Next month, he wrote: 'I live almost as a bachelor, getting up at 6 o'clock in the morning, going to bed at 11, seeing my wife only at table and touching her only in bed.' [6] In the same month, Josepha's mistress of the household retired, because she could no longer bear to contemplate the tableau de ce mauvais menage. Apparently, the young empress had made matters worse for herself by telling her troubles to her servants.


On 28 May 1767, after only two years of marriage, Maria Josepha died of smallpox as had her predecessor Isabella. Upon the young empress' death, the Court immediately plunged into mourning.[7] Her husband did not visit her during her illness, although her mother-in-law, Maria Theresa, did. In doing so, Maria Theresa also caught the disease but survived.

In Joseph's first reaction to receiving the news of his wife's death, he had told some of his intimates some remarks which imply regrets for the coldness he had shown to her. He further brought himself to tell his sister-in-law, Princess Maria Antonia, that his wife had been "for so many reasons worthy of respect".[8] Maria Josepha was buried in the Imperial Crypt in Vienna, but Joseph did not attend her burial.[9]

The unloved young empress played a role in her husband's life once more after her death, when he laid claim to a large part of Bavaria in 1778–1779. He based his claim on, among other grounds, his marriage to his Bavarian second wife.

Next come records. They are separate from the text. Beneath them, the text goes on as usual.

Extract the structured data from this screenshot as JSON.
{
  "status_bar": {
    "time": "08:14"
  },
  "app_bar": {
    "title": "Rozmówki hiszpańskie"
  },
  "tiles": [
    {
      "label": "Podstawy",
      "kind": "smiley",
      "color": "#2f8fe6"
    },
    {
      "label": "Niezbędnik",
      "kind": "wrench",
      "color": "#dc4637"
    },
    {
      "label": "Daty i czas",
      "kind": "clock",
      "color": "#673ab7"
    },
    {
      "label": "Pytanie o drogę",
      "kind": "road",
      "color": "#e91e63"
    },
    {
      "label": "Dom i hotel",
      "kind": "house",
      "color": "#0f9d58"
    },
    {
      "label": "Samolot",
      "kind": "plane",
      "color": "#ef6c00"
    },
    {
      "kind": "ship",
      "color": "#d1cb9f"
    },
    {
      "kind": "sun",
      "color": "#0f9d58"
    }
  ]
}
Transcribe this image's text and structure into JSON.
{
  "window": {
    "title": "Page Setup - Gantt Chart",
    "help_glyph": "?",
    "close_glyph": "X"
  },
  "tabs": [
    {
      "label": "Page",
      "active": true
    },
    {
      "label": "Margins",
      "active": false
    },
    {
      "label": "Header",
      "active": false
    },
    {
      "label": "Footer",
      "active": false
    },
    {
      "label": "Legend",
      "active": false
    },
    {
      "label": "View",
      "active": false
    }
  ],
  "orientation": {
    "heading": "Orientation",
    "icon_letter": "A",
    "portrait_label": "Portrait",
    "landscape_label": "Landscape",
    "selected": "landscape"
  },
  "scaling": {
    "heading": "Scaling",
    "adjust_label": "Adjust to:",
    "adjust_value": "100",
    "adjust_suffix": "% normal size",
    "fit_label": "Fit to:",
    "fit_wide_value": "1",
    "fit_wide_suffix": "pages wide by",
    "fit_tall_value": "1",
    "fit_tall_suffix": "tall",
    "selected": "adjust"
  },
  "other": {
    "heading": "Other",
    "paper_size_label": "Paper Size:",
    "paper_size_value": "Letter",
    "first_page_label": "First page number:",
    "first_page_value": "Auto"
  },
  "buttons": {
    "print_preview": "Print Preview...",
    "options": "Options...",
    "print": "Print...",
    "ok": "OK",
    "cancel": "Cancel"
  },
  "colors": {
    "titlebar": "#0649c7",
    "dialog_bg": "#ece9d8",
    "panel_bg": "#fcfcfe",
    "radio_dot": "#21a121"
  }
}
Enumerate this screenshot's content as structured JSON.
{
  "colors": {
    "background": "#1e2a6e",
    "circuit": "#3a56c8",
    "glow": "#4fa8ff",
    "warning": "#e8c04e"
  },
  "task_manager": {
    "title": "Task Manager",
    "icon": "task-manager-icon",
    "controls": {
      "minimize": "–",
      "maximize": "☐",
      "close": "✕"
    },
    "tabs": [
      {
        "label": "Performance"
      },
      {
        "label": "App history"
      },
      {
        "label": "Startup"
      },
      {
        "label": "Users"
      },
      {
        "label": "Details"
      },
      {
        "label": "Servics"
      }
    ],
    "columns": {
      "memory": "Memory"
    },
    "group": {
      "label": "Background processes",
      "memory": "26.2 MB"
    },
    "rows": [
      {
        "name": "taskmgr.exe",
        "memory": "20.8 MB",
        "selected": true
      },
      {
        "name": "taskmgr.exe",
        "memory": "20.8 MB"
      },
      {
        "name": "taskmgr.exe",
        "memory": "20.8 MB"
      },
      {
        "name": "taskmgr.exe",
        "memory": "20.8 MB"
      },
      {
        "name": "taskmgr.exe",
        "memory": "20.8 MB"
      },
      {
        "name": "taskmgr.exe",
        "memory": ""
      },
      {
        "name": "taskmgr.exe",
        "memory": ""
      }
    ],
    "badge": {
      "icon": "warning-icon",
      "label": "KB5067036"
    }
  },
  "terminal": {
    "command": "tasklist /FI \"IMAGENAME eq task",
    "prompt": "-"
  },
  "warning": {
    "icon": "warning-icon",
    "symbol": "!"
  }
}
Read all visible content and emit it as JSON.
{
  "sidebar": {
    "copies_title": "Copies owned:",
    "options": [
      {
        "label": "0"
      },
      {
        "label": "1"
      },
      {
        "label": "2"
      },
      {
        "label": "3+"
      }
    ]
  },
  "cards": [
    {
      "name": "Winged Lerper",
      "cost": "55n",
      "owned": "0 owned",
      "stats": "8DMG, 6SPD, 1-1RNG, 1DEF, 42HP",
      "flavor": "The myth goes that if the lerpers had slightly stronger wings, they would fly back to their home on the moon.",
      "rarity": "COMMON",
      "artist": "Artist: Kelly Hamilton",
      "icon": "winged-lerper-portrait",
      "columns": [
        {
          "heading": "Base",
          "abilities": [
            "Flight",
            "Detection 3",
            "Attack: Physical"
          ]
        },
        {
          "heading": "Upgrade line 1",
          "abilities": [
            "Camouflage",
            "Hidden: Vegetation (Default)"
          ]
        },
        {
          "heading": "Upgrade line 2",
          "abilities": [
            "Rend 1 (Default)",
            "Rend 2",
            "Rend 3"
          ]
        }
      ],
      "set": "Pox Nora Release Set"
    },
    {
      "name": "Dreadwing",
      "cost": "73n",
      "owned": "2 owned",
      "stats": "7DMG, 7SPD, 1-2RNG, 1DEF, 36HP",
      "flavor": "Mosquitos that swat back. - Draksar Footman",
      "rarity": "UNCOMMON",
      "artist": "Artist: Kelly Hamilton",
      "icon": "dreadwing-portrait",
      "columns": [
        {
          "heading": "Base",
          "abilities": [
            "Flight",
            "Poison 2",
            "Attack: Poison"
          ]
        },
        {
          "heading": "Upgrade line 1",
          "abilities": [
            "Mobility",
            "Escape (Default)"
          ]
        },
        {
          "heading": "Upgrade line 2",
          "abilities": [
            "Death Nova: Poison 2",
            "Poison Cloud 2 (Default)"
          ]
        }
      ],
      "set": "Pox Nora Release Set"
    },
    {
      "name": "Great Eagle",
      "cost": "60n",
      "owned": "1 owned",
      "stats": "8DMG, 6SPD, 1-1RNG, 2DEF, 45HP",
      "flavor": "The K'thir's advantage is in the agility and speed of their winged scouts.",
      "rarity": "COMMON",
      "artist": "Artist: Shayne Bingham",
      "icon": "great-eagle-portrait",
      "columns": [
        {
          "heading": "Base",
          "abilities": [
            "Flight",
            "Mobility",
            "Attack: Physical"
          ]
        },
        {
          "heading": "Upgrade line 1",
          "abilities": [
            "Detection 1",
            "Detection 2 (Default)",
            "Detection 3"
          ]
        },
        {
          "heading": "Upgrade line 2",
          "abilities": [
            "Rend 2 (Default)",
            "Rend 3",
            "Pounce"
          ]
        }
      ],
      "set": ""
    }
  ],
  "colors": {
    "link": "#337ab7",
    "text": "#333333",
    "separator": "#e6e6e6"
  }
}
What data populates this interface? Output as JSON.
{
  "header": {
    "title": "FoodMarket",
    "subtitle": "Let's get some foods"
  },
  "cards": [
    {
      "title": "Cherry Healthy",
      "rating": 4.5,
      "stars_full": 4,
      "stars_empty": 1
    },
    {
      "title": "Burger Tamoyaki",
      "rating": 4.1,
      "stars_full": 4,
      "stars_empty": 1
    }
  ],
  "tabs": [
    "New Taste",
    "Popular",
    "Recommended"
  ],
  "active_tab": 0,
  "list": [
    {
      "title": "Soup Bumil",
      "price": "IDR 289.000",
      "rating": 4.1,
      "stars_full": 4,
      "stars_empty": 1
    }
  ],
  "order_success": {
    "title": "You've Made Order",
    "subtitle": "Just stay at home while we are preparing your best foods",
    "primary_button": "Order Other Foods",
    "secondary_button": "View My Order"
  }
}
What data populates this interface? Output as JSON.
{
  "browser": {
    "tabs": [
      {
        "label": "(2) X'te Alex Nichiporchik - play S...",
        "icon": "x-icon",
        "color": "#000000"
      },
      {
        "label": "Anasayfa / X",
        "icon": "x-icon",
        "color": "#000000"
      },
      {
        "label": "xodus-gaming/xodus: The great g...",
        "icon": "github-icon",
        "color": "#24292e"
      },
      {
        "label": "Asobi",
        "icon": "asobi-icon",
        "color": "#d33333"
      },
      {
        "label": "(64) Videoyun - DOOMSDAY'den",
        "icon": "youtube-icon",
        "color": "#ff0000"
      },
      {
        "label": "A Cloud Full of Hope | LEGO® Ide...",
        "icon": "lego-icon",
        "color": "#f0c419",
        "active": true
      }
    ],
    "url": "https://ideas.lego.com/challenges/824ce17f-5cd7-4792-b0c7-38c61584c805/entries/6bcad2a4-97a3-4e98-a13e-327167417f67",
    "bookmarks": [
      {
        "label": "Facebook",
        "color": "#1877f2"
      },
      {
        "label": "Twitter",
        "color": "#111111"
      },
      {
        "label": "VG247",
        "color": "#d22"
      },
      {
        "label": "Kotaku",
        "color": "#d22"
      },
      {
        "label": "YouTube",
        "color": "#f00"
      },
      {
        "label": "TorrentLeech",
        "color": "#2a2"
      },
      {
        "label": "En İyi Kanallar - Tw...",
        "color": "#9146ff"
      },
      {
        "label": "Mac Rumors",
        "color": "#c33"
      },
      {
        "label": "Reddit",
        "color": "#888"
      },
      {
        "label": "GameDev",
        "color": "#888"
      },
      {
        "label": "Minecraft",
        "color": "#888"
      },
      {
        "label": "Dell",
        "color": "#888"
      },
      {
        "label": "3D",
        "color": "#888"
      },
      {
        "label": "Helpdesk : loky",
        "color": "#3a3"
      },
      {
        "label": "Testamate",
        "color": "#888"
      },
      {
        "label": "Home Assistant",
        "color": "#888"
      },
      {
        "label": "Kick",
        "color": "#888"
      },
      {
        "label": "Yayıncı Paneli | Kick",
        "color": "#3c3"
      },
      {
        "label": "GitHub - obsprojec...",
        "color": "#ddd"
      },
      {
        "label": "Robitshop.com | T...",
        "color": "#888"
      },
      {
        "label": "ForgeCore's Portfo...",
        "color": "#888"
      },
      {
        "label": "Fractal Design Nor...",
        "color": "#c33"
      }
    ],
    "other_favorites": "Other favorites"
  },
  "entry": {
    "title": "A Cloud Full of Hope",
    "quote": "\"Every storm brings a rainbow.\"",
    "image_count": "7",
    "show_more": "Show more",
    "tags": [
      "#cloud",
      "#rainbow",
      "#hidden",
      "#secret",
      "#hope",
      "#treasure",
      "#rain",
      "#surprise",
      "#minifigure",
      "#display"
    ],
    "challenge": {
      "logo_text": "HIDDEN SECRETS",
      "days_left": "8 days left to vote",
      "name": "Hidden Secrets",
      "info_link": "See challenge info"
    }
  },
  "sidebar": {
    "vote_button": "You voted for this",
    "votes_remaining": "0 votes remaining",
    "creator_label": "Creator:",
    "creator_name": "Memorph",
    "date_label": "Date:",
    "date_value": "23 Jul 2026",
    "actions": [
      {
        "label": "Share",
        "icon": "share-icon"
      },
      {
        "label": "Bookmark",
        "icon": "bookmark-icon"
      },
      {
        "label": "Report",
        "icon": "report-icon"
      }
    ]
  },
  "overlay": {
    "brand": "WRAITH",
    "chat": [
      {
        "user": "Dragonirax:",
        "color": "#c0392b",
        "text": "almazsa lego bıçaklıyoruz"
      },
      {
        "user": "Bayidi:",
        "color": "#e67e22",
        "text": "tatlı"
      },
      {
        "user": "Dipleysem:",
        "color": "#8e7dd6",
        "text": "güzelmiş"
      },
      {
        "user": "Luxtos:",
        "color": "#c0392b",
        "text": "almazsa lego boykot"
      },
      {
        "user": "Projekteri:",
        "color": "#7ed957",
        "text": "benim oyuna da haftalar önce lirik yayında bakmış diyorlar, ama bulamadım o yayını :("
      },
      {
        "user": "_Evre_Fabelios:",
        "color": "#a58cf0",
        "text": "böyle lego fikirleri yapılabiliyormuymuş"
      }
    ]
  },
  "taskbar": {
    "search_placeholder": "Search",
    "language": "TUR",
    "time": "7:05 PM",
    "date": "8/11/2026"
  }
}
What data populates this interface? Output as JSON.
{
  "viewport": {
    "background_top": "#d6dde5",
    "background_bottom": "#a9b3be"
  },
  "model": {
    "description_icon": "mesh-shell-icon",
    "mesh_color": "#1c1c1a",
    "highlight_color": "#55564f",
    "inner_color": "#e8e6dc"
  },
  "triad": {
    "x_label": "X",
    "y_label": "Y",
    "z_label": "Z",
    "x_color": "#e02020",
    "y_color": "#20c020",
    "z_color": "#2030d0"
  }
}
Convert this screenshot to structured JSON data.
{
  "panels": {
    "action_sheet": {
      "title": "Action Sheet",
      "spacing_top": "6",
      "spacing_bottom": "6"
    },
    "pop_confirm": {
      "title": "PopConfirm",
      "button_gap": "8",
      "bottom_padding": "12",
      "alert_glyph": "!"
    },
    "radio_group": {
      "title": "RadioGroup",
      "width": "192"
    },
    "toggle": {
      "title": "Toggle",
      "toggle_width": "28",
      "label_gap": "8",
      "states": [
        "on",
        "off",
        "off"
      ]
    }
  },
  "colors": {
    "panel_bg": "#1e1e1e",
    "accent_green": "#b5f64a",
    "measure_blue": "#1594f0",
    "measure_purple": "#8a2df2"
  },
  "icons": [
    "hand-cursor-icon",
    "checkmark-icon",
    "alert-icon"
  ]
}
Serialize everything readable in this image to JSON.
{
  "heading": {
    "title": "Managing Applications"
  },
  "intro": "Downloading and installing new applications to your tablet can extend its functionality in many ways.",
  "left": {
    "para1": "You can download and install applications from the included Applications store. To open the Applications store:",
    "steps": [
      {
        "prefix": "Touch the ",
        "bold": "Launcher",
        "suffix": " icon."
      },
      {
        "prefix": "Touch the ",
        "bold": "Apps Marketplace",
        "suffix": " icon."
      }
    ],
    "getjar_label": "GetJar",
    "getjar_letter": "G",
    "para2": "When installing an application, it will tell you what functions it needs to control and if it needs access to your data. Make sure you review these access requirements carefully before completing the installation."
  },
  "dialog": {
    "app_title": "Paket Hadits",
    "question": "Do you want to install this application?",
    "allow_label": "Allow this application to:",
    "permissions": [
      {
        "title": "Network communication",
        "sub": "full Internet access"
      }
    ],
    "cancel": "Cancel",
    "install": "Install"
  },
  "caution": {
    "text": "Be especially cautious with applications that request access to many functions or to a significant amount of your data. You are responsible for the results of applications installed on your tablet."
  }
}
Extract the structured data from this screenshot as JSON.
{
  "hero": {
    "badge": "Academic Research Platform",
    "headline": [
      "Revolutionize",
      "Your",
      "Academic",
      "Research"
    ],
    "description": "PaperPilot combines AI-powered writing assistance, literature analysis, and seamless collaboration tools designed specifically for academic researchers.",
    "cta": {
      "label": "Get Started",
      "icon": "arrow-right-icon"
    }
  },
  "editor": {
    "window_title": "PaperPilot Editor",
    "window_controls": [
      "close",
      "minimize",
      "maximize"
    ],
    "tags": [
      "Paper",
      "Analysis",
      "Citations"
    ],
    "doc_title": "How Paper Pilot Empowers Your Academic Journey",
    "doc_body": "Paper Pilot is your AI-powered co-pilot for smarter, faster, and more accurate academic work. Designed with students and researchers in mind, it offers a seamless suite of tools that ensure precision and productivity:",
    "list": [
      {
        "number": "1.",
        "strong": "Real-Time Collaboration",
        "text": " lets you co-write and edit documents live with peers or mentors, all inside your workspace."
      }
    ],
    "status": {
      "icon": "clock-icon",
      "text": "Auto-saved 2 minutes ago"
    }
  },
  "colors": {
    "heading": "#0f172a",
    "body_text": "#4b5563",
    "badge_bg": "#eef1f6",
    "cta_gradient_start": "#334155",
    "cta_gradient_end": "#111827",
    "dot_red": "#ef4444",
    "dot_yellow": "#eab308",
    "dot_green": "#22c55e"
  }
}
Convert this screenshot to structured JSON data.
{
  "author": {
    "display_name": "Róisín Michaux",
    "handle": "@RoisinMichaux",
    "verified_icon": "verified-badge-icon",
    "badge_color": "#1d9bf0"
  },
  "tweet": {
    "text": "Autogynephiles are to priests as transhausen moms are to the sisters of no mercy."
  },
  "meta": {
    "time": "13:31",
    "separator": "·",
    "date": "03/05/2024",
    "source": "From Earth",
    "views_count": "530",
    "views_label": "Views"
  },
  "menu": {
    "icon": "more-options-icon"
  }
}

This conflict eventually grew into the War of the Bavarian Succession. In the end, the Habsburg dynasty gained only the Innviertel.[10]

Titles and styles

  • 30 March 1739 – 23 January 1765: Her Serene Highness Princess Maria Josepha of Bavaria, Duchess of Bavaria
  • 23 January 1765 – 18 August 1765: Her Majesty The Queen of the Romans
  • 18 August 1765 – 28 May 1767: Her Imperial Majesty The Holy Roman Empress



  1. "Private Tutor". Retrieved 2012-09-16.<templatestyles src="Module:Citation/CS1/styles.css"></templatestyles>
  2. Vovk, Justin C. (2010). In Destiny's Hands: Five Tragic Rulers, Children of Maria Theresa. iUniverse. p. 18. ISBN 9781450200820.<templatestyles src="Module:Citation/CS1/styles.css"></templatestyles>
  3. Sir Nathaniel William Wraxall (1800). Memoirs of the courts of Berlin, Dresden, Warsaw, and Vienna, in the years 1777, 1778, and 1779, Volume 2. A. Strahan, for T. Cadell jun. and W. Davies. p. 407.<templatestyles src="Module:Citation/CS1/styles.css"></templatestyles>
  4. Coxe, William (1807). History of the House of Austria,: from the foundation of the Monarchy by Rhodolph of Hapsburgh, to the death of Leopold the Second, 1218 to 1792, Volume 2. Luke Hansard and Sons. p. 661.<templatestyles src="Module:Citation/CS1/styles.css"></templatestyles>
  5. Beales, p. 87
  6. Beales, Derek (1987). Joseph II: Volume 1, In the Shadow of Maria Theresa, 1741-1780, Volume 1. Cambridge University Press.<templatestyles src="Module:Citation/CS1/styles.css"></templatestyles>
  7. Dixon, Simon (2010). Catherine the great. London: Profile. p. 169. ISBN 9781861977779.<templatestyles src="Module:Citation/CS1/styles.css"></templatestyles>
  8. Beales, p. 88
  9. Thoma, Helga (2006). Ungeliebte Königin. Piper.<templatestyles src="Module:Citation/CS1/styles.css"></templatestyles>
  10. Weissensteiner, Friedrich (2002). Die Töchter Maria Theresias. Heyne.<templatestyles src="Module:Citation/CS1/styles.css"></templatestyles>


  • Derek Edward Dawson Beales (1987). Joseph II.: In the Shadow of Maria Theresa, 1741-1780. Vol. 1. Cambridge University Press. ISBN 9780521242400.
Maria Josepha of Bavaria
Born: 30 March 1739 Died: 28 May 1767
Preceded by
Maria Theresa of Austria
Holy Roman Empress
Succeeded by
Maria Luisa of Spain
German Queen